When he was two-and-half-years-old, my grandson, Andrew, came across a fresh pile of dog poo in the yard. Having been told repeatedly to stay away from dog piles, he of course felt an irresistible desire to step on it and squish it around.
Not liking the odor, he walked across the lawn trying to scrape his shoes clean. When the grass failed to do the job, he headed for the patio and skidded across the concrete, leaving a trail of “muddy” footprints.
Glancing out the window, I noticed his strange movements. When I opened the door, I was greeted by a terrible smell, a sad little face, and the plaintive words, “Papa, clean me!”
Overcoming my impulse to chastise this smelly little boy, I instead knelt down and pulled his shoes off his feet, telling him, “Papa will get you clean, Drew.” We then grabbed the hose and began to spray away the evidence of his latest adventure.
As we finished the job, Drew rewarded my efforts with a glowing smile and a simple but priceless confession. “I sorry for mess, Papa.

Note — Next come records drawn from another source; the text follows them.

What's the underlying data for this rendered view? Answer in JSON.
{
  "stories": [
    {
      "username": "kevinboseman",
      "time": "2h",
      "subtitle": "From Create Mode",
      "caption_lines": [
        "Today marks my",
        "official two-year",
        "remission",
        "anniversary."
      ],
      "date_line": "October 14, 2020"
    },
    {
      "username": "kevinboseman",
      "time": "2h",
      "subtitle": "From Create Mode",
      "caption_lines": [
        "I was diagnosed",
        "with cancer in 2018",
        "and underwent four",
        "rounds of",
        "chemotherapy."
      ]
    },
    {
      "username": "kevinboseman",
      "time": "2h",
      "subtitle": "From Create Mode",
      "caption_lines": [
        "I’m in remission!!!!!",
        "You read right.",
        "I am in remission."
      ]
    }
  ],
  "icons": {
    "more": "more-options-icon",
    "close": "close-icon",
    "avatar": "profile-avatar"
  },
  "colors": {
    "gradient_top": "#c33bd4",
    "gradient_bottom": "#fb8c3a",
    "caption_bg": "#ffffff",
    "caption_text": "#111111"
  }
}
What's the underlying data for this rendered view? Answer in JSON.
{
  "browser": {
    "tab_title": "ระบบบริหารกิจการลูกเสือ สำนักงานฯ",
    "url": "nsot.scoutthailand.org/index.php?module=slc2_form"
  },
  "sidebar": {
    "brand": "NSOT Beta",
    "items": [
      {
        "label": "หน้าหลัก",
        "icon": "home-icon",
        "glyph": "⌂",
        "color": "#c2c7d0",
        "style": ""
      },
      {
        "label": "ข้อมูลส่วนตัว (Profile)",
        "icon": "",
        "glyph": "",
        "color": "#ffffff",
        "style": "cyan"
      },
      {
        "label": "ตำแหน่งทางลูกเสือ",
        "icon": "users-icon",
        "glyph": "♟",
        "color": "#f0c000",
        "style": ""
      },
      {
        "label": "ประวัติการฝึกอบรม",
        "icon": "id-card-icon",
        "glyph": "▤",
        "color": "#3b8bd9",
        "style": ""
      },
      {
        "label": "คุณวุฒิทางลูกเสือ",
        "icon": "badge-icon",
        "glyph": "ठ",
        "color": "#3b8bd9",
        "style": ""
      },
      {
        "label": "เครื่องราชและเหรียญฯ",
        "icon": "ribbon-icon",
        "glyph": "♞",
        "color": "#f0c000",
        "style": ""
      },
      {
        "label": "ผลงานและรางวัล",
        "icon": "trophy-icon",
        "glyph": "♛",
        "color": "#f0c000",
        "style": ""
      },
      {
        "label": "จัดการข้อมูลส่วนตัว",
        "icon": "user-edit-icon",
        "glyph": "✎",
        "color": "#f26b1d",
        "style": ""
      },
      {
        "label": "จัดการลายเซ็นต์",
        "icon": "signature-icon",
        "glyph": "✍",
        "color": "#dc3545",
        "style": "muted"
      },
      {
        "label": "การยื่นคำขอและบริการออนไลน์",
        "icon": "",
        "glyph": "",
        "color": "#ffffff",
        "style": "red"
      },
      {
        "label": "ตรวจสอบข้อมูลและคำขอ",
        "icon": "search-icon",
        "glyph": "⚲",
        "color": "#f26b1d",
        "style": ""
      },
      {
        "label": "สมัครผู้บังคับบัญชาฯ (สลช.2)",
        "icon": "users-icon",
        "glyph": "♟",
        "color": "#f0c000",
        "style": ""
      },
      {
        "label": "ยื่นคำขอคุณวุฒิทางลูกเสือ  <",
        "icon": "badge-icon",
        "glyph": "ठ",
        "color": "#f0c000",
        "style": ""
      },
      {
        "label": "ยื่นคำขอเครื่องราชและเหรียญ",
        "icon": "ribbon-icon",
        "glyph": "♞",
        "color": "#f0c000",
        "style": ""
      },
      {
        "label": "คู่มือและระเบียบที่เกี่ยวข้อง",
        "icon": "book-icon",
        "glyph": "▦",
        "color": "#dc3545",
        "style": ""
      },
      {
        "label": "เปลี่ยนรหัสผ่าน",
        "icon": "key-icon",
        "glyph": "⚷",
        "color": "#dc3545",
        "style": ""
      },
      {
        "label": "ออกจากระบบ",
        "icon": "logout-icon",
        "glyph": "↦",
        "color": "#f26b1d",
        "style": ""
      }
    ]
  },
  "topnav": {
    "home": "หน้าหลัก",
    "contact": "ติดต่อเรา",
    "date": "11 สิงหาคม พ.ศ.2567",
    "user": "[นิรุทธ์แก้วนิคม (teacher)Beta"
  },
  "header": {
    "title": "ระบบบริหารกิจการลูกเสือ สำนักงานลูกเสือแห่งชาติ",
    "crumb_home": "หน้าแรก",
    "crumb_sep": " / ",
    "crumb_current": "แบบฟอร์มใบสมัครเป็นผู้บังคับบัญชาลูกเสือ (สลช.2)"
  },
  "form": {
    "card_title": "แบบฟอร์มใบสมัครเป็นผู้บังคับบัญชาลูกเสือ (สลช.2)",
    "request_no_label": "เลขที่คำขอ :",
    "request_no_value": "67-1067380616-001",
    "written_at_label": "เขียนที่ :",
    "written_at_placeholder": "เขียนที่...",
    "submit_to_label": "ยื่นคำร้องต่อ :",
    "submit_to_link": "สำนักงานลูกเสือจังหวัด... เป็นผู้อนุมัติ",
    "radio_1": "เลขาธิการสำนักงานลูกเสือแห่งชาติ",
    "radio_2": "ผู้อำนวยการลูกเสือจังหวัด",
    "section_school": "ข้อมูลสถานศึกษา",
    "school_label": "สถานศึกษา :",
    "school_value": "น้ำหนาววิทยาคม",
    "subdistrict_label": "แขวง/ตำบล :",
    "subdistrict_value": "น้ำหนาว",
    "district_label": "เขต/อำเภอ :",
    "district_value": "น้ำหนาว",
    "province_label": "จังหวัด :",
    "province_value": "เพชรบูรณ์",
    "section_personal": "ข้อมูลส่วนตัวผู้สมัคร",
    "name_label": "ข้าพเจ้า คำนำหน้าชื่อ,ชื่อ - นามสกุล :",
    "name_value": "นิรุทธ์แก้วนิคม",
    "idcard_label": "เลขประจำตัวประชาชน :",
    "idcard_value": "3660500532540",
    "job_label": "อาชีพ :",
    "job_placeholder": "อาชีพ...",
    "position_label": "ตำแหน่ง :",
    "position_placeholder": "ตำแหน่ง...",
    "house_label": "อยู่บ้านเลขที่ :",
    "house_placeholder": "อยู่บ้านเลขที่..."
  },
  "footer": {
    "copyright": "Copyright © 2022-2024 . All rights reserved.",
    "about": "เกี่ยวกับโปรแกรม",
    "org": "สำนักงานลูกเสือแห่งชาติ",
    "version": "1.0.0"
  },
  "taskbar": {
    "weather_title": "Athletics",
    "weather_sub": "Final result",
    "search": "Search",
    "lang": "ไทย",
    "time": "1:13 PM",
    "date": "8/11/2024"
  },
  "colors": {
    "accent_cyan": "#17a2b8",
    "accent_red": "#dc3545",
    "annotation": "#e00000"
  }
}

Thank you clean me.”
As I reflected on this episode a few minutes later, I found myself driven to prayer.
“Oh God, I do the same thing Drew did. Whenever I say or do things I know I shouldn’t, I make such a mess. And when I try to conceal my wrongs or fix them myself, I only make them worse.”
“But you are so gracious. You don’t condemn or shame me, or rub my face in my sin. All I need to say is, “God, please help me.” And then without rebuke, you cover me with your mercy and forgiveness, washing away the stain of my sin.”
“Help me to come to you more like Drew came to me. Humble, without excusing or blaming. Simply admitting my need and depending utterly on you as the only one who can clean and change me.”
“And please, God, make me more like you. Slow to criticize. Safe to approach. Eager to forgive. Glad to cover and wash away the wrongs of others.”
After I prayed, I realized that God had just given me another little lesson in relational wisdom: other-awareness (seeing Drew’s need and responding with kindness), self-awareness (seeing myself more accurately and seeking to change), and God-awareness (seeing God’s grace and discipline a little more clearly and praying that he would make me more like him).